Microsoft has rolled out OneDrive’s enhanced differential sync to all of its personal and business users. The additions add support for all file types, greatly increasing its use cases, and potentially saving a ton of bandwidth.
For those unfamiliar, differential sync lets users upload only the changes for large files. If you have a 1000-page word document but only re-write one page, it’s only that page that will be synced to the cloud.
Previously, the feature only supported “modern Office file formats”. This cut out some of its most desirable use-cases, such as in .zip, AutoCAD, and TIFF files. For users on low-bandwidth connections or with data caps, it could prove a godsend.
The expanded launch was first spotted by MSPowerUser via Microsoft’s official OneDrive roadmap. It’s not yet clear if the feature is enabled for all or if it will take a little while yet to reach every country.
Either way, it marks the end of a years-long effort that experienced several roadblocks and delays. The feature has been on the roadmap since early 2017, and was marked as ‘thinking about it’ in 2014. However, it missed its published roadmap release window in 2017 and later admitted the inclusion on the document was a mistake. Things were very silent until May last year when Microsoft said it would make differential sync available for all file types later in 2019.
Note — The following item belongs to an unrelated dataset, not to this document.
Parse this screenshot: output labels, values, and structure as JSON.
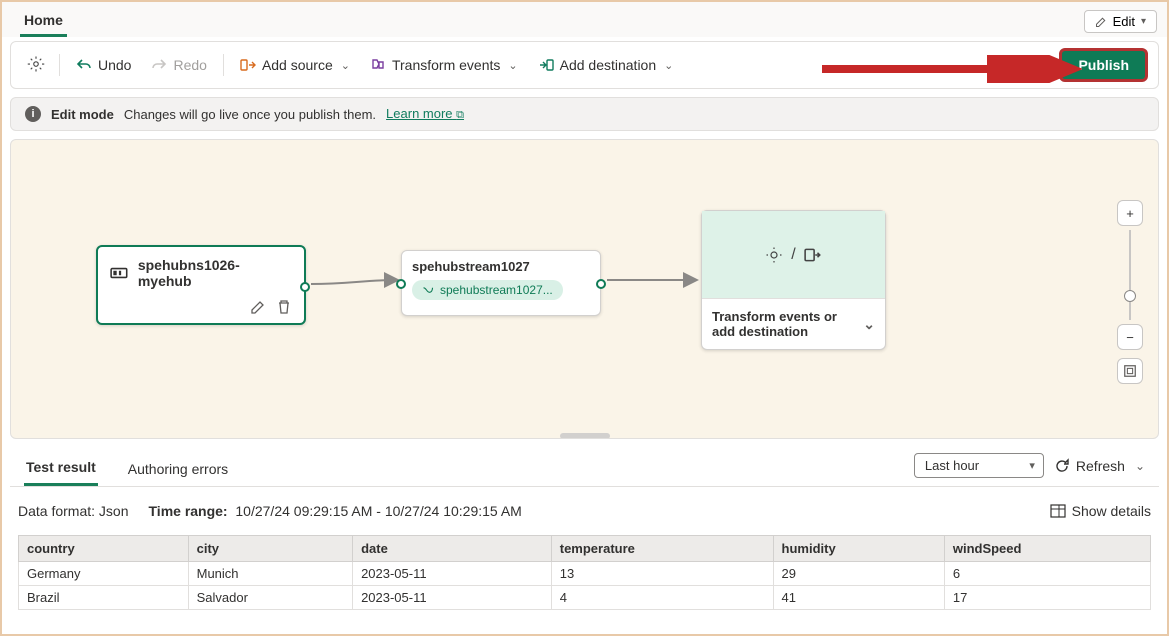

Clearly, it didn’t hit that target either, but we’re at least at the finish line now. Though differential Office sync has been available for some time, this expansion is the functionality many have been anticipating. With so many working from home, it’s more important than ever that files on personal devices are backed up, and differential sync should make that possible on even low bandwidth connections.